I was asked, yet again, by my longtime friend Teresa of Texture Clothing to model for her. Given that she's stuck in Berlin due to CoVid19 and we had to be smart about social distancing, Joe and I drove up to the shop this weekend. Even though I love Teresa and she's super empowering when I'm in front of the camera, I felt a bit more at ease with my husband there. That was, until I pulled out the list of outfits and saw those City Skivvies on there again...with a crop top. Oh man, the thoughts that ran through my head. "I wouldn't have had bread this morning if I had known I was going to be doing underwear shots again," and "maybe I should postpone doing these until I can drop a few pounds." And then I just shut the voices up. WHY. DOES. IT. MATTER? I am NOT going to look like a supermodel, ever. I am in a body that has strong, pale, veiny legs because they have carried me for 40+ endurance races. I have hips that are wider than average, but allow me to dip, duck and slide like many can't when I'm sparring. So why does it matter that I have battle scars and dimples and the like? Perhaps my greatness may be different than someone else's that could have been asked to put on these skivvies. And that is ok.

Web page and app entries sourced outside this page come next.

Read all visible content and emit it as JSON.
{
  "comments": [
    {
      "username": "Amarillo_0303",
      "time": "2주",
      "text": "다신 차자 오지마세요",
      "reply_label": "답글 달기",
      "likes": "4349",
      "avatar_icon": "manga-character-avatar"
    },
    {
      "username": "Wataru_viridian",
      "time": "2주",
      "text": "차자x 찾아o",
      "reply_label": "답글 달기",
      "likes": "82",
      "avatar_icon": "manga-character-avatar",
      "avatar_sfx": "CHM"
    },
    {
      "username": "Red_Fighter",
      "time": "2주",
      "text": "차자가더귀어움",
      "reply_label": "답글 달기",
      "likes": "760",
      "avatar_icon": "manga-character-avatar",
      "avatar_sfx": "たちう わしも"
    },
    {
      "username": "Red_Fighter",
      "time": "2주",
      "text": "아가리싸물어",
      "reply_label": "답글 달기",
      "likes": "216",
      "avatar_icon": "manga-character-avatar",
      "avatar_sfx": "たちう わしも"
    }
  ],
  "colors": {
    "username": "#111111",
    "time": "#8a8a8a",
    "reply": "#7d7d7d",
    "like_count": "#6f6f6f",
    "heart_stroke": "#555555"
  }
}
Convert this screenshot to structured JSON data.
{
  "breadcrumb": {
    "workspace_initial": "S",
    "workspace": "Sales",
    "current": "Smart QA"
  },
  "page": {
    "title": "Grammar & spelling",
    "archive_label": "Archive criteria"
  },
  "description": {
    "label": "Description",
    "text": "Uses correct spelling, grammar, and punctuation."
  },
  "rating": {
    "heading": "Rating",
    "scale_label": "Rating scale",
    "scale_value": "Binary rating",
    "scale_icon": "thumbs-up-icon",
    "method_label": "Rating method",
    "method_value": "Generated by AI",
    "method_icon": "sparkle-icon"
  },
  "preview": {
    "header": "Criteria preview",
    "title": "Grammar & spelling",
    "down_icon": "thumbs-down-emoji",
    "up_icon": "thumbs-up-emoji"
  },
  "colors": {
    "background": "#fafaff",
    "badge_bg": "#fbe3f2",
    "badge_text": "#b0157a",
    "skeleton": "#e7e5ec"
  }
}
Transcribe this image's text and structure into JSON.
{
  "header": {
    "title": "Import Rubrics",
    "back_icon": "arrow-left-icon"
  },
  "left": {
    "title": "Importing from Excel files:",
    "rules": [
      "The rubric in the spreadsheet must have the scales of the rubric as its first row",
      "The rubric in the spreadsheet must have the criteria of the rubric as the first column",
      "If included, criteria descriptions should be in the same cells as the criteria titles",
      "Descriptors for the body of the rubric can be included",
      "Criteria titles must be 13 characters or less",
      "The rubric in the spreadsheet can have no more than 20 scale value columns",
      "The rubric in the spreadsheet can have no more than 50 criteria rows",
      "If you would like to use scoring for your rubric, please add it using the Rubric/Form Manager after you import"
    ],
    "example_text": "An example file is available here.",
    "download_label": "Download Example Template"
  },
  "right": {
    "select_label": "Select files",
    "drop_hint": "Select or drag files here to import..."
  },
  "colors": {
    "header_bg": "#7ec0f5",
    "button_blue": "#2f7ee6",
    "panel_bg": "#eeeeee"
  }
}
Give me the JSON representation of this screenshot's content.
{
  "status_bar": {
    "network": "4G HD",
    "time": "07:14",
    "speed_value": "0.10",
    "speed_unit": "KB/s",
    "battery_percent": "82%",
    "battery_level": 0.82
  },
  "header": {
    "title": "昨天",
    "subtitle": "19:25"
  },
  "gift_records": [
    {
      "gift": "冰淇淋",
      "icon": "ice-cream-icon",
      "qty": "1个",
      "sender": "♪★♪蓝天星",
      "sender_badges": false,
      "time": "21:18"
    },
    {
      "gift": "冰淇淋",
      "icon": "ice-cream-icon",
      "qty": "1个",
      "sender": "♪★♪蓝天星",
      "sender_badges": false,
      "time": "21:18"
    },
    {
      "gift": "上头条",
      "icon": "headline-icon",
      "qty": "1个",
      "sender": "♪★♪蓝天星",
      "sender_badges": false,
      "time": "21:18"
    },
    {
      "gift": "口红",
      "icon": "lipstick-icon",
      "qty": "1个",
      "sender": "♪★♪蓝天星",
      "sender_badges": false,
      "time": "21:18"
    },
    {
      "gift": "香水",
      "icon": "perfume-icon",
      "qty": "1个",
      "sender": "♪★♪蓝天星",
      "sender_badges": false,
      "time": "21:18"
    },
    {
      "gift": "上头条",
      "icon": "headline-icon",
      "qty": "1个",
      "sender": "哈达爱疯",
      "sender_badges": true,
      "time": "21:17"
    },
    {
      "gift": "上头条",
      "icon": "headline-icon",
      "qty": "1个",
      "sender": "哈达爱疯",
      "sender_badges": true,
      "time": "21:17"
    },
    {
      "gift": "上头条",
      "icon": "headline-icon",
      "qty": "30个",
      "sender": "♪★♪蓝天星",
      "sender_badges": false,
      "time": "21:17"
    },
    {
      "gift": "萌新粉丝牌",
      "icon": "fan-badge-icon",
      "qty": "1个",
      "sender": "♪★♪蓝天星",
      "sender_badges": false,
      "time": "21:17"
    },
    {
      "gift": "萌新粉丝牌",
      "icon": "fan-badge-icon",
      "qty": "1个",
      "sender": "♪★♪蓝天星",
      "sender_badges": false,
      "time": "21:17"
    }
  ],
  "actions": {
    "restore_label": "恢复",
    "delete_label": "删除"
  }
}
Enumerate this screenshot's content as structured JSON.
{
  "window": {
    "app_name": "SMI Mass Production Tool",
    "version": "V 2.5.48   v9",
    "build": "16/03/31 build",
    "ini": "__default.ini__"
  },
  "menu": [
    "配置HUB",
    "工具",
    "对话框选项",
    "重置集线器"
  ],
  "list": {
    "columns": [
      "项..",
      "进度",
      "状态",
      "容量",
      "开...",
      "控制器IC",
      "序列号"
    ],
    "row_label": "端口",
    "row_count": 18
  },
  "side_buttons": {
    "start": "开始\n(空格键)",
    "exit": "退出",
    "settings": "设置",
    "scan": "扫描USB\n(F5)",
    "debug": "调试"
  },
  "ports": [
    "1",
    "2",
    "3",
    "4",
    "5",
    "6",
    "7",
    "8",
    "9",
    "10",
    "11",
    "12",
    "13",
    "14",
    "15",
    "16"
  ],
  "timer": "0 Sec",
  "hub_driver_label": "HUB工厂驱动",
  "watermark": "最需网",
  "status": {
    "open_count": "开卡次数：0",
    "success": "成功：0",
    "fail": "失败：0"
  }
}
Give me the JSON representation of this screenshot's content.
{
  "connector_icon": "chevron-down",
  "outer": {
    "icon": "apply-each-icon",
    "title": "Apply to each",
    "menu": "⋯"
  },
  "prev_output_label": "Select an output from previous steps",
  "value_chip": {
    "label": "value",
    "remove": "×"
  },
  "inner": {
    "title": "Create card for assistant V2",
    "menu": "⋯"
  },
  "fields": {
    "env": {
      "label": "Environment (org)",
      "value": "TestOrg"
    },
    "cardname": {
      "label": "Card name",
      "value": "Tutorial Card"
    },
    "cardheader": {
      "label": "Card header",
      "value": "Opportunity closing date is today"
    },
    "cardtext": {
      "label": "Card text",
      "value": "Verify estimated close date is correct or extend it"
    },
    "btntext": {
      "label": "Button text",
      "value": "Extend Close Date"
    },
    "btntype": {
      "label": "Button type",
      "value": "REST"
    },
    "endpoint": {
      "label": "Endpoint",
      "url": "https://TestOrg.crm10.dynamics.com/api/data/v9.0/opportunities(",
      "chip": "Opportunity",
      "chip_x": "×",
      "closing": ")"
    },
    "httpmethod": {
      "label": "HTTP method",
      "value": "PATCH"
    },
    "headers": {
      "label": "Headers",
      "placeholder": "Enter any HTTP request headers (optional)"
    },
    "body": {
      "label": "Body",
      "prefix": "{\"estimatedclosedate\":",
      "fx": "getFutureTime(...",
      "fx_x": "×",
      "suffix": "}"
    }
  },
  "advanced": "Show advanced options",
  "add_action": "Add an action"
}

So I put them on, I had a blast and my husband, unbeknownst to me, ended up posting a few of my more-clothed photos because he was excited that he got to help. He was encouraging the entire time - staying "boss lady pose" and laughing with me. I didn't get to choose the perfect photos that he put on Social Media for all to see. I finally got to glimpse what I looked like through his eyes and not my hyper-critical own. As we grabbed our take-out which included cider, fries and a seafood sammie that I happily inhaled, my phone started pinging with comments. He said "you should probably go see what that's about," and I opened my phone to find ME staring back at me, with a handful of comments from friends. Were they criticism? No. They were hearts and smileys and even a drooling emoji from my friend Holly. Natalie asked how my butt was that amazing. I looked at the picture again..."amazing? really?" I can tell you that's not what my trained brain was alluding to when it searched out the cellulite, the dimples and the areas that I KNOW have been smaller before. I was flabbergasted that I, at nearly 40 years old and about 25lbs heavier than my lowest WW weight, was receiving praise and love from my dear friends all of whom have various body types, body image battles and the like. Here they are saying "I see you, I know you, and you are awesome." How freaking cool is that?
So, I'm here at the precipice and finally realizing that my happiness is not defined by a number on the scale. Holy hell it has taken a LONG time to get here. Now, that's not to say that it's not a number that will continue to haunt me, but as long as I know that I'm giving myself grace, compassion and the occasional binge day of any foods I desire, I will likely remain in a healthy range of where overall health & wellness meets happiness and lack of obsession. But that number, at its lowest, didn't protect me from getting hurt - in my marriage, in my friendships or in my life. So why should I think that it will do great things if I get to see it again?
I will still be me, whether that's at a heavier number or a lower number. I think what defines the basis of "Body Positivity" is knowing that at either number, I am strong, I am doing my best, and I am still ME underneath all of the aesthetics. I am still the person I'm supposed to be at 155 lbs or at 175 lbs. A number doesn't dictate who I am.